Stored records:
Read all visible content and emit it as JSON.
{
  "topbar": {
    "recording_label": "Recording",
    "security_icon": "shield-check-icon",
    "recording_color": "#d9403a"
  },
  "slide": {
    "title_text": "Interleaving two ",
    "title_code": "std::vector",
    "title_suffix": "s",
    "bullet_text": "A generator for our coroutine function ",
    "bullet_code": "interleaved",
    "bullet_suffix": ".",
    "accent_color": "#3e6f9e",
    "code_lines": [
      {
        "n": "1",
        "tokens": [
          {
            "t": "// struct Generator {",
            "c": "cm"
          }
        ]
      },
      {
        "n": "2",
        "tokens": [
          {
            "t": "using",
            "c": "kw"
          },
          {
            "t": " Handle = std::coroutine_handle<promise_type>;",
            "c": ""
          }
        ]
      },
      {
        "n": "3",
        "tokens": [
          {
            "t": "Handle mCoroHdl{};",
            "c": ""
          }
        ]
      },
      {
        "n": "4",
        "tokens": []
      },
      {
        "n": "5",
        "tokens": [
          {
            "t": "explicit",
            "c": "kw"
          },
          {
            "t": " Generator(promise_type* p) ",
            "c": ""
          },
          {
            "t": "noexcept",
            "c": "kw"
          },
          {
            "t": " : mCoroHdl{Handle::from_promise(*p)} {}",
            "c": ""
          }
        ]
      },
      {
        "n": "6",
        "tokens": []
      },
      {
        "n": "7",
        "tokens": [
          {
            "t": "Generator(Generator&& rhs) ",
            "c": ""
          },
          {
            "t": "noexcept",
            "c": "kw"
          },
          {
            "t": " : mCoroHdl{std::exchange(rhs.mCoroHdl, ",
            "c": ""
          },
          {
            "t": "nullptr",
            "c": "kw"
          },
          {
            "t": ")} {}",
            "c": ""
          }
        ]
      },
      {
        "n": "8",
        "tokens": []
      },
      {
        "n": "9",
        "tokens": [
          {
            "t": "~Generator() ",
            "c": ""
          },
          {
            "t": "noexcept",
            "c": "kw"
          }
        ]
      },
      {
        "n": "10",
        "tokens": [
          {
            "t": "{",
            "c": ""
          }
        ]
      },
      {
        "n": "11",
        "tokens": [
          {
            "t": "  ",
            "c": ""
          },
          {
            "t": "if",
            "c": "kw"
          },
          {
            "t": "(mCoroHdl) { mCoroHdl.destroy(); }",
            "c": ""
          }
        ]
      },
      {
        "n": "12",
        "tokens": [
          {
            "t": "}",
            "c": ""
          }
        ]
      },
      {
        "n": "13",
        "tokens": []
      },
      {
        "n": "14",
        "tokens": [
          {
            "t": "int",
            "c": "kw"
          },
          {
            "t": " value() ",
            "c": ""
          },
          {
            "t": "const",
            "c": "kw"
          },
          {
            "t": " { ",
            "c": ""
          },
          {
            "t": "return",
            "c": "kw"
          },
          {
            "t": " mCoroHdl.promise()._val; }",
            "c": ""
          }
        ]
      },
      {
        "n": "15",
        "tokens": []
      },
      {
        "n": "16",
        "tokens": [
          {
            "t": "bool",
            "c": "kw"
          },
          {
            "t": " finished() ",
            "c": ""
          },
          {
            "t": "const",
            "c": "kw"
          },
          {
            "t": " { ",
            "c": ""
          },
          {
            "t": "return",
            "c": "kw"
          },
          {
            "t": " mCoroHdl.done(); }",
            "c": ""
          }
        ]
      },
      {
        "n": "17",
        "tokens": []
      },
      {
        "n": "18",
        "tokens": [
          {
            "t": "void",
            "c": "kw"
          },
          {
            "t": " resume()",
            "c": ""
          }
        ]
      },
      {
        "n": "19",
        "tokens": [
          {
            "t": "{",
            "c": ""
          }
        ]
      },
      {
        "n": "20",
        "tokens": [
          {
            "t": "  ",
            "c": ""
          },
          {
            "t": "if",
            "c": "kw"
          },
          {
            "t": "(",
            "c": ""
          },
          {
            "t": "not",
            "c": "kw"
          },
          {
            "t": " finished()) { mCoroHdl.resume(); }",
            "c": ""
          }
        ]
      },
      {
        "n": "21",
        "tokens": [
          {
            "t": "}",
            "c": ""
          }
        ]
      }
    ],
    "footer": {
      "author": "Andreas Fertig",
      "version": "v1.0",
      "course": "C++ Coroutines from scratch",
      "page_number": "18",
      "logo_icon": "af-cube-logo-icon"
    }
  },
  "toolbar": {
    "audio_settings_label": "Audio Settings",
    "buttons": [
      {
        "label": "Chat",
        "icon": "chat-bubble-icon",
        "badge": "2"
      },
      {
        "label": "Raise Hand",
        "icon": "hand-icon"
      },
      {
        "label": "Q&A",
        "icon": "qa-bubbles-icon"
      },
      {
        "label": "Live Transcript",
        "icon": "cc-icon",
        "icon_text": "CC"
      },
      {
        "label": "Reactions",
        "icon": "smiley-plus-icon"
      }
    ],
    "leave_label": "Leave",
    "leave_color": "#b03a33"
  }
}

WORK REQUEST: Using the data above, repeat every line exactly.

RESPONSE BOX:
Read all visible content and emit it as JSON.
{
  "topbar": {
    "recording_label": "Recording",
    "security_icon": "shield-check-icon",
    "recording_color": "#d9403a"
  },
  "slide": {
    "title_text": "Interleaving two ",
    "title_code": "std::vector",
    "title_suffix": "s",
    "bullet_text": "A generator for our coroutine function ",
    "bullet_code": "interleaved",
    "bullet_suffix": ".",
    "accent_color": "#3e6f9e",
    "code_lines": [
      {
        "n": "1",
        "tokens": [
          {
            "t": "// struct Generator {",
            "c": "cm"
          }
        ]
      },
      {
        "n": "2",
        "tokens": [
          {
            "t": "using",
            "c": "kw"
          },
          {
            "t": " Handle = std::coroutine_handle<promise_type>;",
            "c": ""
          }
        ]
      },
      {
        "n": "3",
        "tokens": [
          {
            "t": "Handle mCoroHdl{};",
            "c": ""
          }
        ]
      },
      {
        "n": "4",
        "tokens": []
      },
      {
        "n": "5",
        "tokens": [
          {
            "t": "explicit",
            "c": "kw"
          },
          {
            "t": " Generator(promise_type* p) ",
            "c": ""
          },
          {
            "t": "noexcept",
            "c": "kw"
          },
          {
            "t": " : mCoroHdl{Handle::from_promise(*p)} {}",
            "c": ""
          }
        ]
      },
      {
        "n": "6",
        "tokens": []
      },
      {
        "n": "7",
        "tokens": [
          {
            "t": "Generator(Generator&& rhs) ",
            "c": ""
          },
          {
            "t": "noexcept",
            "c": "kw"
          },
          {
            "t": " : mCoroHdl{std::exchange(rhs.mCoroHdl, ",
            "c": ""
          },
          {
            "t": "nullptr",
            "c": "kw"
          },
          {
            "t": ")} {}",
            "c": ""
          }
        ]
      },
      {
        "n": "8",
        "tokens": []
      },
      {
        "n": "9",
        "tokens": [
          {
            "t": "~Generator() ",
            "c": ""
          },
          {
            "t": "noexcept",
            "c": "kw"
          }
        ]
      },
      {
        "n": "10",
        "tokens": [
          {
            "t": "{",
            "c": ""
          }
        ]
      },
      {
        "n": "11",
        "tokens": [
          {
            "t": "  ",
            "c": ""
          },
          {
            "t": "if",
            "c": "kw"
          },
          {
            "t": "(mCoroHdl) { mCoroHdl.destroy(); }",
            "c": ""
          }
        ]
      },
      {
        "n": "12",
        "tokens": [
          {
            "t": "}",
            "c": ""
          }
        ]
      },
      {
        "n": "13",
        "tokens": []
      },
      {
        "n": "14",
        "tokens": [
          {
            "t": "int",
            "c": "kw"
          },
          {
            "t": " value() ",
            "c": ""
          },
          {
            "t": "const",
            "c": "kw"
          },
          {
            "t": " { ",
            "c": ""
          },
          {
            "t": "return",
            "c": "kw"
          },
          {
            "t": " mCoroHdl.promise()._val; }",
            "c": ""
          }
        ]
      },
      {
        "n": "15",
        "tokens": []
      },
      {
        "n": "16",
        "tokens": [
          {
            "t": "bool",
            "c": "kw"
          },
          {
            "t": " finished() ",
            "c": ""
          },
          {
            "t": "const",
            "c": "kw"
          },
          {
            "t": " { ",
            "c": ""
          },
          {
            "t": "return",
            "c": "kw"
          },
          {
            "t": " mCoroHdl.done(); }",
            "c": ""
          }
        ]
      },
      {
        "n": "17",
        "tokens": []
      },
      {
        "n": "18",
        "tokens": [
          {
            "t": "void",
            "c": "kw"
          },
          {
            "t": " resume()",
            "c": ""
          }
        ]
      },
      {
        "n": "19",
        "tokens": [
          {
            "t": "{",
            "c": ""
          }
        ]
      },
      {
        "n": "20",
        "tokens": [
          {
            "t": "  ",
            "c": ""
          },
          {
            "t": "if",
            "c": "kw"
          },
          {
            "t": "(",
            "c": ""
          },
          {
            "t": "not",
            "c": "kw"
          },
          {
            "t": " finished()) { mCoroHdl.resume(); }",
            "c": ""
          }
        ]
      },
      {
        "n": "21",
        "tokens": [
          {
            "t": "}",
            "c": ""
          }
        ]
      }
    ],
    "footer": {
      "author": "Andreas Fertig",
      "version": "v1.0",
      "course": "C++ Coroutines from scratch",
      "page_number": "18",
      "logo_icon": "af-cube-logo-icon"
    }
  },
  "toolbar": {
    "audio_settings_label": "Audio Settings",
    "buttons": [
      {
        "label": "Chat",
        "icon": "chat-bubble-icon",
        "badge": "2"
      },
      {
        "label": "Raise Hand",
        "icon": "hand-icon"
      },
      {
        "label": "Q&A",
        "icon": "qa-bubbles-icon"
      },
      {
        "label": "Live Transcript",
        "icon": "cc-icon",
        "icon_text": "CC"
      },
      {
        "label": "Reactions",
        "icon": "smiley-plus-icon"
      }
    ],
    "leave_label": "Leave",
    "leave_color": "#b03a33"
  }
}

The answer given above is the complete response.